Lasso's decree also demonstrates the disgusting hypocrisy of US imperialism and its lackeys in the capitalist oligarchies of Latin America. When Peruvian President Castillo decided to dissolve Congress and call early elections, using a procedure analogous to Lasso's, the bourgeois military, business and political leadership immediately staged a coup d'état. They feared that Castillo's decision (and his intention to call a Constituent Assembly) could awaken the movement of the masses on the streets. In the case of Peru, Washington was quick to recognise the coup against the democratically elected president, a coup about which the US embassy was already informed.
But in the case of Ecuador, when the same procedure is carried out by a banker president, a lackey of imperialism, whose intention is not to implement the popular mandate, but precisely to evade it and rule by decree for the benefit of capitalists and multinationals, then the US rushes to support Lasso's self-coup. In a statement within hours of the muerte cruzada decree, State Department spokesman Vedant Patel announced that “our bilateral relationship with the Government of Ecuador... remains strong” and added that President Biden was “aware” of Lasso's decision. Lasso clearly had consulted with his master in the White House before taking any decision. Without blushing, the US spokesman offered his support for “Ecuador's democratic institutions and processes”, just when democracy is being violated. He expressed his respect for “the will of the Ecuadorian government and people”, when these are clearly in contradiction.
We are facing a move by the ruling class, with the support of US imperialism, to keep in power a banker who no longer even has parliamentary support, so that he can apply urgent economic measures against the working class and in favour of the oligarchy. The only possible response on the part of the workers, peasants and the youth of Ecuador is to take to the streets to prevent this manoeuvre.
The struggle against Lasso's self-coup must not be limited to the question of democracy, but must be linked to a plan of demands that respond to the most immediate needs of the masses. For the people to have health, education, housing and work, the capitalists must be made to pay for the crisis, starting with repudiating the onerous foreign debt and expropriating the oligarchy.
The problem is not that “the neoliberal model has failed”, as both Correa and Iza claim, but that neoliberalism is the reflection of the crisis of capitalism in a country dominated by imperialism and the attempt of the capitalist oligarchy to make the masses of workers and peasants pay for this crisis. It is therefore capitalism that has failed.
In the last 25 years it has been shown time and again that the Ecuadorian people, the workers and poor peasants, when they are on the move, are capable of courageously defending their interests and overthrowing those who rule against the majority.
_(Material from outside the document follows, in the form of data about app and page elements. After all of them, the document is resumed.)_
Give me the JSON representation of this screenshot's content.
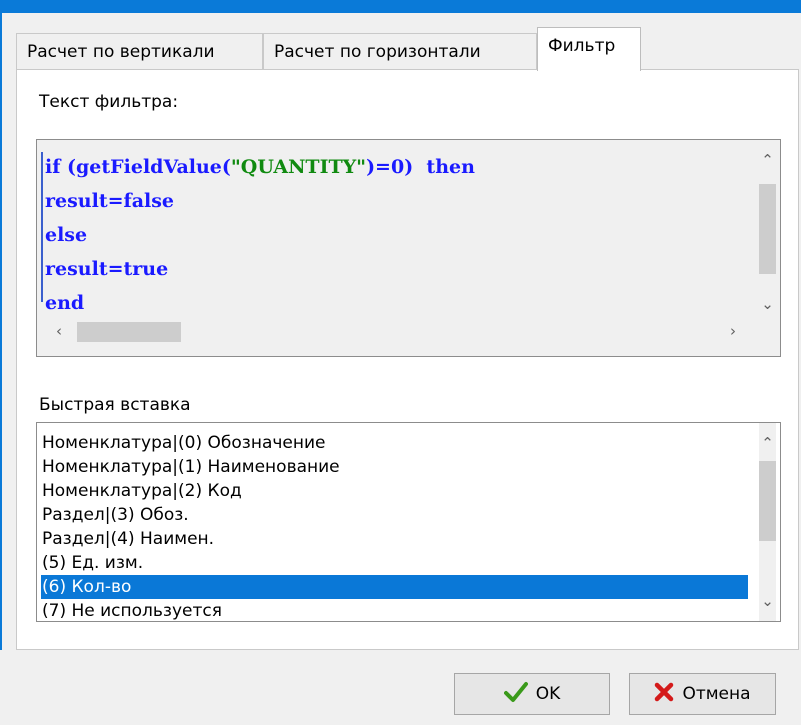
{
  "tabs": [
    {
      "label": "Расчет по вертикали"
    },
    {
      "label": "Расчет по горизонтали"
    },
    {
      "label": "Фильтр"
    }
  ],
  "filter": {
    "label": "Текст фильтра:",
    "code_lines": [
      {
        "parts": [
          "if",
          " (getFieldValue(",
          "\"QUANTITY\"",
          ")=0)",
          "  then"
        ]
      },
      {
        "text": "result=false"
      },
      {
        "text": "else"
      },
      {
        "text": "result=true"
      },
      {
        "text": "end"
      }
    ]
  },
  "quick_insert": {
    "label": "Быстрая вставка",
    "items": [
      "Номенклатура|(0) Обозначение",
      "Номенклатура|(1) Наименование",
      "Номенклатура|(2) Код",
      "Раздел|(3) Обоз.",
      "Раздел|(4) Наимен.",
      "(5) Ед. изм.",
      "(6) Кол-во",
      "(7) Не используется"
    ],
    "selected_index": 6
  },
  "buttons": {
    "ok_label": "OK",
    "cancel_label": "Отмена"
  },
  "colors": {
    "accent": "#0a78d7",
    "keyword": "#1a1aff",
    "string": "#108a10",
    "ok_check": "#3a9a1a",
    "cancel_x": "#d41a1a"
  }
}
It is imperative to draw lessons from recent movements. On the last two occasions, in the October 2019 insurrection and in June 2022, what was missing was a leadership of the movement with a clear perspective of taking power. The promises made in both cases by the government (in 2019 by Moreno, in 2022 by Lasso), to appease the movement and get the masses off the streets, were never fulfilled. It is not a question of changing one government for another, but of overthrowing the capitalist oligarchy, so that the working class can rule for the benefit of the majority and not the private interests of a parasitic minority beholden to imperialism.
It is necessary to build a revolutionary leadership, based on the ideas of Marxism, with the perspective of the socialist transformation of society, in Ecuador, in Latin America and in the whole world.